My diet is very acid neutral as I have another condition which forbids all acidic foods.
I hope all who are on this post that they get help with their acid Reflux and stay well.
Hi Karjade I have Interstitial cystics so precludes all the above triggers that have been talked about in the post the list of safe foods, foods to try and foods to avoid is very longer so I posting a link here so you can studying it yourself. ichelp.org/wp-content/uploa...
Hi as promise an update. I been back to the doctors and explained that even though I taken glavison advance for three weeks if I miss a dose the heartburn/acid reflux comes back. I was careful to mention that I am asthmatic, have a neutral acid diet (see IC), under alot of stress, I have had acid reflux before and taking Cimeterdine (for my IC this can help with acid reflux). I also but on a lot of weight recently and mention that too. I known that doesn't help. I was told Cimterdine is a not strong enough to treat Acid Reflux. So as some of you have said was given a prescription for Omeprazole 20 mg twice a day for two months to see if it helps. Then told to stop the Omeprazole and see if the acid reflux comes back.
Has anyone had experience on being on this medication. I been told to take it in the morning on an empty stomach. At the moment if you shook me I rattle. I on so many tablets.
I've been on lanzoprazole which is in the same group of medications as omeprazole (proton pump inhibitors or PPIs). I believe they work by reducing the amount of acid your stomach produces.
The only problem I had with them was coming off them. Some people can suffer from rebound after being on them for a while, I was one of them.
I am on Lanzaprazole now after taking three or four different types of PPI's. This one suited me and seemed to work the best. I was concerned of the side effects but my own GP told me he has been on them six years and he is fine. As I have Barrett's Oesophagus I have to stop on them for life so try not to think or read about the long term side effects.
I was on them for about three months. As I said, PPIs work by reducing the amount of acid your stomach produces. When you stop taking them that restraining influence is removed. The normal levels of acid production resume very enthusiastically into a stomach that has not been used to those levels for a while. This can result in some discomfort until everything adjusts to the new routine. It did with me. I was on 30mg on lanzoprazole taken once a day.

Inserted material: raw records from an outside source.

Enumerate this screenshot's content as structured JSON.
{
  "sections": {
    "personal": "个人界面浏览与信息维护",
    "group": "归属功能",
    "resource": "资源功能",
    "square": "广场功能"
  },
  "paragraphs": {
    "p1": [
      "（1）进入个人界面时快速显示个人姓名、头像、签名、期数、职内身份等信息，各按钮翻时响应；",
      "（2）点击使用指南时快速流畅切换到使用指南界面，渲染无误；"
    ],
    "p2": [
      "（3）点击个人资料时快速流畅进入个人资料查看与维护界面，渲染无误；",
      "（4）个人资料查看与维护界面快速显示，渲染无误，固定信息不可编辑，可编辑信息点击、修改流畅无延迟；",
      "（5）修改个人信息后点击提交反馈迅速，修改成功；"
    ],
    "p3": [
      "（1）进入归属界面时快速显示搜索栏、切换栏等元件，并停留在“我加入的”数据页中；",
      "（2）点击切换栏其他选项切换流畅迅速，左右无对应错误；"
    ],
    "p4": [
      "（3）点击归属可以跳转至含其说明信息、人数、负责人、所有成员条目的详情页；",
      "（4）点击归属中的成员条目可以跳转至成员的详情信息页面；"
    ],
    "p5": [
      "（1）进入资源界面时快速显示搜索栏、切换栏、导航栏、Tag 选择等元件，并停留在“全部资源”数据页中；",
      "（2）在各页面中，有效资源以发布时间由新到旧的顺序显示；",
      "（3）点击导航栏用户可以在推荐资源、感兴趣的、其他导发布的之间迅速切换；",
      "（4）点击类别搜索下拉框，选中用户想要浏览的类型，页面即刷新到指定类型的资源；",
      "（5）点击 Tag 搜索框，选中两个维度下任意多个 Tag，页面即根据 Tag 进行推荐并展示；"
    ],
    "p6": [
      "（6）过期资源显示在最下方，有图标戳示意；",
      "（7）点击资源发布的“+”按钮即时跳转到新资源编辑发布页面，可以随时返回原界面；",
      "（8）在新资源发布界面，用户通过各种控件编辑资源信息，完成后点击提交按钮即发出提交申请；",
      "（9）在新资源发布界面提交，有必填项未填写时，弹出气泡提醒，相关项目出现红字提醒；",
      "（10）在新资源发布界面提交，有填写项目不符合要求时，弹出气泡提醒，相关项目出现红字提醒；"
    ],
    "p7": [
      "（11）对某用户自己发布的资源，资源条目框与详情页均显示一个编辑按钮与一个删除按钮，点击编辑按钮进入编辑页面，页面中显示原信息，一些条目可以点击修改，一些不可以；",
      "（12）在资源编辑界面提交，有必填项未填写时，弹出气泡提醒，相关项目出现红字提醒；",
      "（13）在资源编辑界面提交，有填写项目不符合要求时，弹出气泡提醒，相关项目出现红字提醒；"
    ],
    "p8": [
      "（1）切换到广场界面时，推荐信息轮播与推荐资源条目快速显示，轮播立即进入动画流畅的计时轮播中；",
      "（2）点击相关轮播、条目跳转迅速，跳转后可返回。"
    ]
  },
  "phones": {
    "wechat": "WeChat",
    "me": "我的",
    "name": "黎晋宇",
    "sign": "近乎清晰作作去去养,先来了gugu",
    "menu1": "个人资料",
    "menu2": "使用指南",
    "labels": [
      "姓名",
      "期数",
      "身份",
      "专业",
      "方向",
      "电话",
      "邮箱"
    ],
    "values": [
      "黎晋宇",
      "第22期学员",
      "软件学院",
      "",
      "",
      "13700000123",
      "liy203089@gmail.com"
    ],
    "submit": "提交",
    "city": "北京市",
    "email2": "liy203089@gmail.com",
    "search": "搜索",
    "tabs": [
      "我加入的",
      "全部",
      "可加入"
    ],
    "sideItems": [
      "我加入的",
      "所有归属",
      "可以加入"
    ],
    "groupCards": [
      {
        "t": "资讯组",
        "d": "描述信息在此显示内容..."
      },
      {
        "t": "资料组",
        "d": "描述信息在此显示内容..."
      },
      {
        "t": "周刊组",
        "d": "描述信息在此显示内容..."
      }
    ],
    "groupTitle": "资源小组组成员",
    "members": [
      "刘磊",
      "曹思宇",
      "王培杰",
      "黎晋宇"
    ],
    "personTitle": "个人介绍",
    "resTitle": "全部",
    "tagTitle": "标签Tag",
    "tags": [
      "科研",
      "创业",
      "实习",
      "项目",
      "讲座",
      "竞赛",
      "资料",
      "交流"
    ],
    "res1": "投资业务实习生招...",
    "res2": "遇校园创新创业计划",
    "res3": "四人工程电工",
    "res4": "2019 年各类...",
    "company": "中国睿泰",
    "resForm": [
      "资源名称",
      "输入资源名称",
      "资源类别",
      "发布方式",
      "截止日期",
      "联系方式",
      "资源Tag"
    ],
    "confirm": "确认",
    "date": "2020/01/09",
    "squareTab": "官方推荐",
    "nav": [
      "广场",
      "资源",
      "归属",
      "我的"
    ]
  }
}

If you are concerned about this I do recommend you discuss it with your GP. If your doctor thinks you may have a problem with it he/she may be able to suggest a strategy to help with it when you come off them.
One other warning: on one occasion when I was put on them it was to counter the effects a course of oral steroids might have on a stomach which was known to be temperamental. I was warned at the time NOT to take the oral steroids and the PPIs at the same time (the recommendation was to leave about four hours between the two).
Thank you for information. I not going to think about it until I getting to the end and then I will go back to the doctors for a word.
Fortunately for me I not on daily oral steroids just Seretide 250 twice a day. I do have rescue steroids at home for if I have an asthma attack.
Took one this morning and it feels like I being restrained in my stomach. Lots of stresses in my family at the moment and need to lose some weight as I put it on lately due to not been able to exercise. etc.
I think possibly the reason I got the warning was because the surgery I go to has an in house pharmacy (being a rural practice). I was prescribed with both medications at the same time (along with a hefty dose of antibiotics) to try and bring the consequences of a very nasty infection under control. It was the pharmacist who brought the medication out to me (it was quite a substantial pile as I'd had to request new reliever and preventer inhalers as well) and it was the pharmacist who issued the warning about not taking the oral steroids and PPIs at the same time.